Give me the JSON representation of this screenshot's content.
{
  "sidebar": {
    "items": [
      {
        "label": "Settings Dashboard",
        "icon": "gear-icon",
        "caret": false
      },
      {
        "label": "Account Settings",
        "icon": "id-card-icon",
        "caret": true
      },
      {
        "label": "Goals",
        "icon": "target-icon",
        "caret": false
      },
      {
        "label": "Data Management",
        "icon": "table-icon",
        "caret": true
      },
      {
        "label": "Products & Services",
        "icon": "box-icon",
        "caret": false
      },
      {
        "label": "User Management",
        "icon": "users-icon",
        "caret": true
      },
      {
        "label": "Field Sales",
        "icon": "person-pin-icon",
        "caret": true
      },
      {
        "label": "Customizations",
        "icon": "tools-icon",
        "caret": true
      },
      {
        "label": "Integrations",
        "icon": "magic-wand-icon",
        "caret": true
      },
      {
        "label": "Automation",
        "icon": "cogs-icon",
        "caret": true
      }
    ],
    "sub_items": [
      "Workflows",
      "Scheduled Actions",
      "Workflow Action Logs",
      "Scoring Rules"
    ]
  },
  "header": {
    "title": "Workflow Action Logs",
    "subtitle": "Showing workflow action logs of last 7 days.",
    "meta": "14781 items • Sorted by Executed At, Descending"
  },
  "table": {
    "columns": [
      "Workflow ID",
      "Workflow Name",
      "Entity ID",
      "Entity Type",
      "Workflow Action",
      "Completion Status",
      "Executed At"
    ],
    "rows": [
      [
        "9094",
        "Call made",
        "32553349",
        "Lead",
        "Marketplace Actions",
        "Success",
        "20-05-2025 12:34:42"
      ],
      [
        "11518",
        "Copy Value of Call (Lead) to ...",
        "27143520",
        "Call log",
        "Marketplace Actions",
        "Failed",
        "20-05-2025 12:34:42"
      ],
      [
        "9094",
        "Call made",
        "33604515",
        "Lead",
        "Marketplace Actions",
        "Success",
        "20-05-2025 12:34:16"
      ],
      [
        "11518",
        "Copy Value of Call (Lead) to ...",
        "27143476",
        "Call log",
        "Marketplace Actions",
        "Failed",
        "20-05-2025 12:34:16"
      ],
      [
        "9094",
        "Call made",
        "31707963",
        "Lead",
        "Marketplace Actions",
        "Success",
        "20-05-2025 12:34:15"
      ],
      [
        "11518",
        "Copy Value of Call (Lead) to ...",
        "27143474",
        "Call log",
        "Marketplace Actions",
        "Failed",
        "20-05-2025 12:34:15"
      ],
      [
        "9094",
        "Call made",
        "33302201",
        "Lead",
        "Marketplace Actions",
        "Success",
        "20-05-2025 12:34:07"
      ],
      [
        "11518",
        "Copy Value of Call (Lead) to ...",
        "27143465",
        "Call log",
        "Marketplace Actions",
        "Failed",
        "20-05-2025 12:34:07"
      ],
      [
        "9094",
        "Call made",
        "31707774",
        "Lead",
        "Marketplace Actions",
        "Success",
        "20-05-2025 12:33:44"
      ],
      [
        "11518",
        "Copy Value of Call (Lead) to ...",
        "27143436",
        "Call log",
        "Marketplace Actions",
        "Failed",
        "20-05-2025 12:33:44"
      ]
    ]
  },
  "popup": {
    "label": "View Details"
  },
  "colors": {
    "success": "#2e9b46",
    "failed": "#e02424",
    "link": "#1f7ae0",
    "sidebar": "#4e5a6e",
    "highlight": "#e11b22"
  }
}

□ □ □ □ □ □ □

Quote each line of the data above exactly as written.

▶ _Answer_
Give me the JSON representation of this screenshot's content.
{
  "sidebar": {
    "items": [
      {
        "label": "Settings Dashboard",
        "icon": "gear-icon",
        "caret": false
      },
      {
        "label": "Account Settings",
        "icon": "id-card-icon",
        "caret": true
      },
      {
        "label": "Goals",
        "icon": "target-icon",
        "caret": false
      },
      {
        "label": "Data Management",
        "icon": "table-icon",
        "caret": true
      },
      {
        "label": "Products & Services",
        "icon": "box-icon",
        "caret": false
      },
      {
        "label": "User Management",
        "icon": "users-icon",
        "caret": true
      },
      {
        "label": "Field Sales",
        "icon": "person-pin-icon",
        "caret": true
      },
      {
        "label": "Customizations",
        "icon": "tools-icon",
        "caret": true
      },
      {
        "label": "Integrations",
        "icon": "magic-wand-icon",
        "caret": true
      },
      {
        "label": "Automation",
        "icon": "cogs-icon",
        "caret": true
      }
    ],
    "sub_items": [
      "Workflows",
      "Scheduled Actions",
      "Workflow Action Logs",
      "Scoring Rules"
    ]
  },
  "header": {
    "title": "Workflow Action Logs",
    "subtitle": "Showing workflow action logs of last 7 days.",
    "meta": "14781 items • Sorted by Executed At, Descending"
  },
  "table": {
    "columns": [
      "Workflow ID",
      "Workflow Name",
      "Entity ID",
      "Entity Type",
      "Workflow Action",
      "Completion Status",
      "Executed At"
    ],
    "rows": [
      [
        "9094",
        "Call made",
        "32553349",
        "Lead",
        "Marketplace Actions",
        "Success",
        "20-05-2025 12:34:42"
      ],
      [
        "11518",
        "Copy Value of Call (Lead) to ...",
        "27143520",
        "Call log",
        "Marketplace Actions",
        "Failed",
        "20-05-2025 12:34:42"
      ],
      [
        "9094",
        "Call made",
        "33604515",
        "Lead",
        "Marketplace Actions",
        "Success",
        "20-05-2025 12:34:16"
      ],
      [
        "11518",
        "Copy Value of Call (Lead) to ...",
        "27143476",
        "Call log",
        "Marketplace Actions",
        "Failed",
        "20-05-2025 12:34:16"
      ],
      [
        "9094",
        "Call made",
        "31707963",
        "Lead",
        "Marketplace Actions",
        "Success",
        "20-05-2025 12:34:15"
      ],
      [
        "11518",
        "Copy Value of Call (Lead) to ...",
        "27143474",
        "Call log",
        "Marketplace Actions",
        "Failed",
        "20-05-2025 12:34:15"
      ],
      [
        "9094",
        "Call made",
        "33302201",
        "Lead",
        "Marketplace Actions",
        "Success",
        "20-05-2025 12:34:07"
      ],
      [
        "11518",
        "Copy Value of Call (Lead) to ...",
        "27143465",
        "Call log",
        "Marketplace Actions",
        "Failed",
        "20-05-2025 12:34:07"
      ],
      [
        "9094",
        "Call made",
        "31707774",
        "Lead",
        "Marketplace Actions",
        "Success",
        "20-05-2025 12:33:44"
      ],
      [
        "11518",
        "Copy Value of Call (Lead) to ...",
        "27143436",
        "Call log",
        "Marketplace Actions",
        "Failed",
        "20-05-2025 12:33:44"
      ]
    ]
  },
  "popup": {
    "label": "View Details"
  },
  "colors": {
    "success": "#2e9b46",
    "failed": "#e02424",
    "link": "#1f7ae0",
    "sidebar": "#4e5a6e",
    "highlight": "#e11b22"
  }
}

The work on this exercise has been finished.